It was about seven years since my last trek into the mountains. Yes, I had gone whitewater rafting down the Brahmaputra but then other than it being an outdoor adventure, there was nothing in common with a trek. A trek is different. Mountains have a different aura about them. There’s an aloofness, a solidity, a sense of permanence about them that nothing else in nature provides.
The vast, turquoise blue Siang runs through the heart of the valley it lends its name to, and is easily its showstopper. Nearly everywhere you go, you can see a sliver of greenish-blue hues gleaming in the distance. Rafting down the length of the river is a great way to get up close with the river and experience it.
While treks are one of the best ways to escape city life, they are also a great place to teach your child to appreciate nature through creative activities. Ask them to draw, paint or even make a collage of the leaves, rivers, insects and animals they see around them. Children love to identify different cloud shapes, and a journal is a lovely way to capture memories of the camp fire, the tents and all the little things that make the trip special.
Aquaterra Adventures completes 25 Years in 2020. Here is a feature which covers our small beginning in 1995 in Delhi and Rishikesh to a journey encompassing many continents on mountains and rivers.
While the act of travel is on hold for many of us during this challenging time, the dream of travel remains alive and well. Despite the current worries and stress, it can be helpful for our mental health to think about and plan for better days ahead. Personally, I’m finding pleasure thumbing through my back issues of National Geographic magazine and scrolling through landscapes on Instagram. All in the name of fulfilling my future travel plans.
Because I believe that the new normal, whatever it looks like, will allow for our travel dreams to become reality again. The question is, will we be ready?

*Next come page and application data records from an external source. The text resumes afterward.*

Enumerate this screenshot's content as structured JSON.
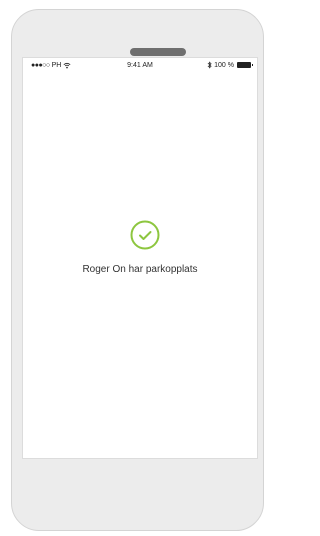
{
  "status_bar": {
    "carrier": "PH",
    "signal_dots": "●●●○○",
    "time": "9:41 AM",
    "battery_text": "100 %"
  },
  "icons": {
    "wifi": "wifi-icon",
    "bluetooth": "bluetooth-icon",
    "battery": "battery-icon",
    "success": "checkmark-circle-icon"
  },
  "colors": {
    "success_green": "#8dc63f",
    "text": "#333333"
  },
  "main": {
    "message": "Roger On har parkopplats"
  }
}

Bringing you our next story from the Himalayas to keep you engrossed indoors as we enter the extension period of the lockdown in India which is a crucial phase in fighting the Covid-19 pandemic. This is a story from our guests and editor on their experiences in the last decade during the Zanskar multi-adventure expedition we’ve…

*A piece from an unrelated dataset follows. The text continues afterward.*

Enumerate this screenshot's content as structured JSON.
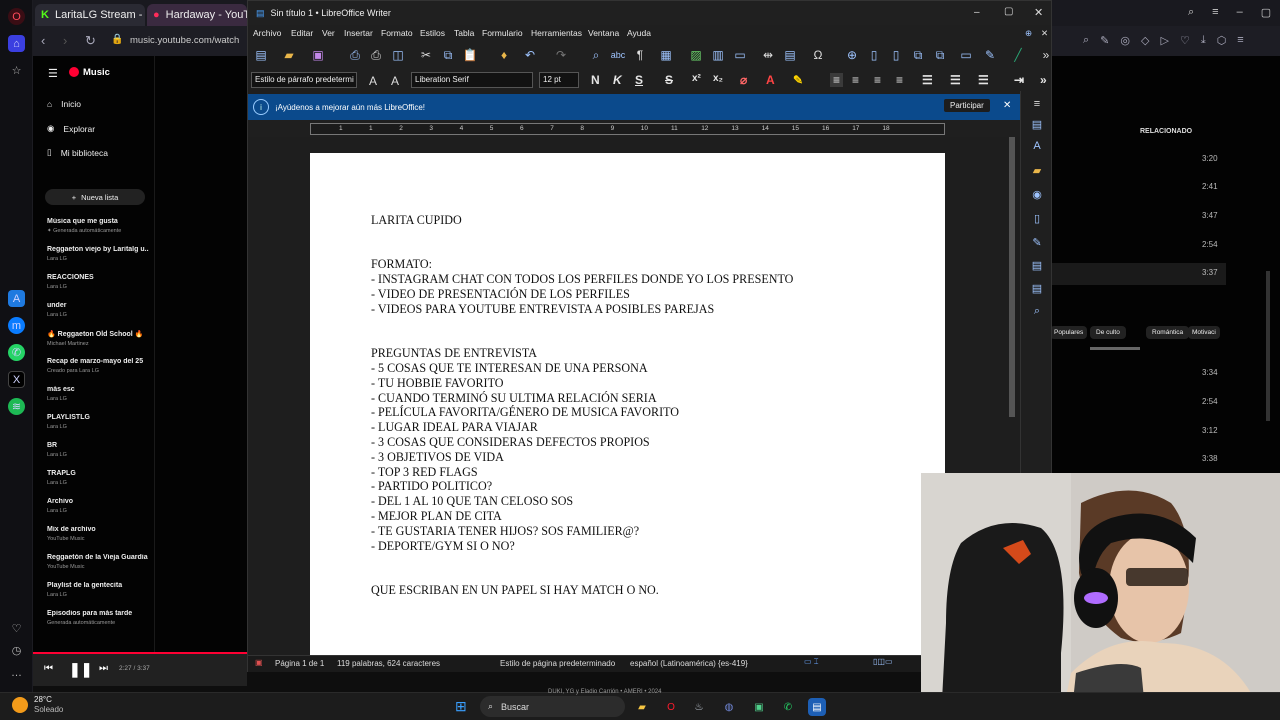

Despite the huge economic impact of the Coronavirus, we want to remain cognizant of the huge public health challenge this is, and we hope you are all doing everything to reduce the spread and reduce pressure on the system. Please practice safe distancing to protect our elders and those with low immunity within our community. We hope this will bring the adventure industry together, closer than ever before.
Cloud-piercing peaks, dense forests and roaring rivers make for heady adventures

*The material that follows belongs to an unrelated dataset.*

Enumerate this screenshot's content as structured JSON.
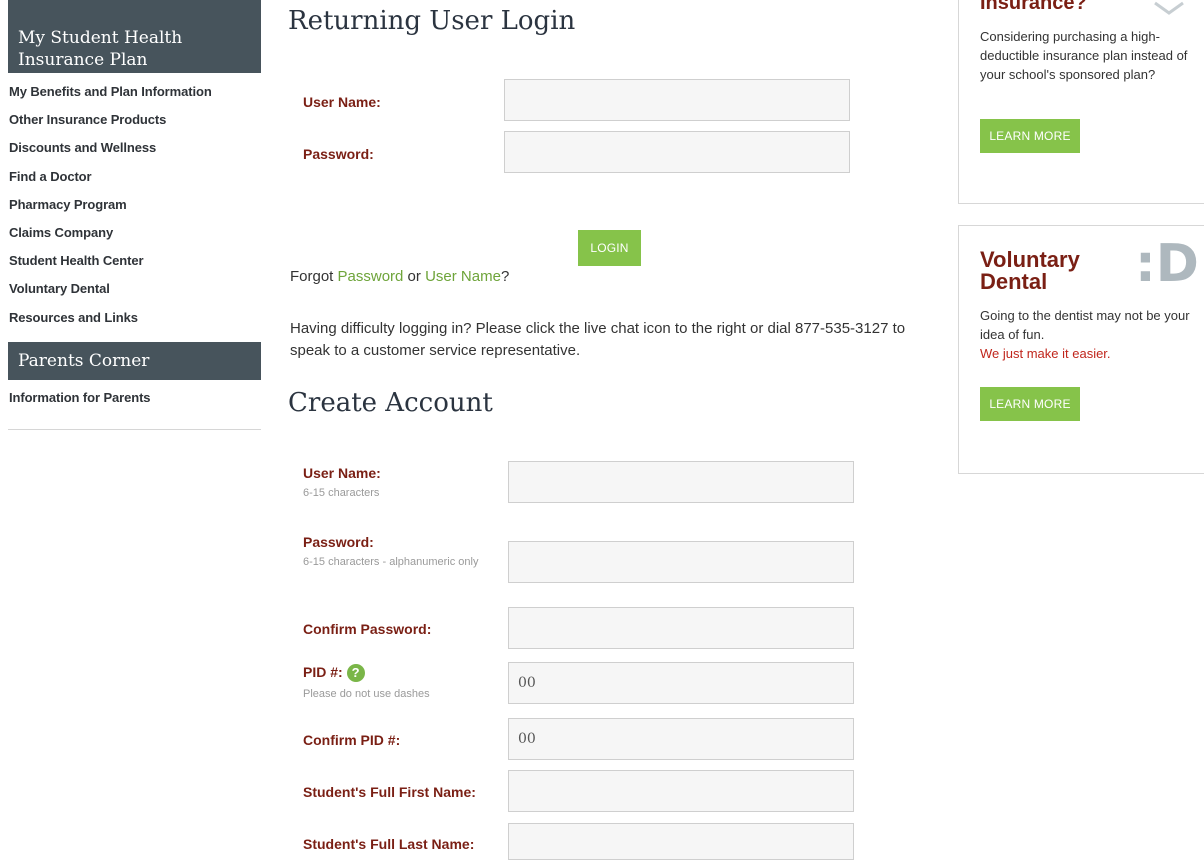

One of India’s highest trekking peaks, Stok Kangri will be closed for the entirety of 2020-22. The Outdoor Journal reached out to the Indian adventure industry for comments. On Friday 6th December, The Outdoor Journal received news that Stok Kangri, the highest mountain in the Stok Range of the Himalaya, in Ladakh, Northern India, would…
From unreported deaths, to unsustainable human activity and environmental degradation. India’s national heritage is at stake. Statistics say that the outdoors is now nearly 70% of all leisure, vacation based travel, globally. This has massive ramifications in a country like India – where guidelines are available, but actual regulation, monitoring and implementation are abysmal.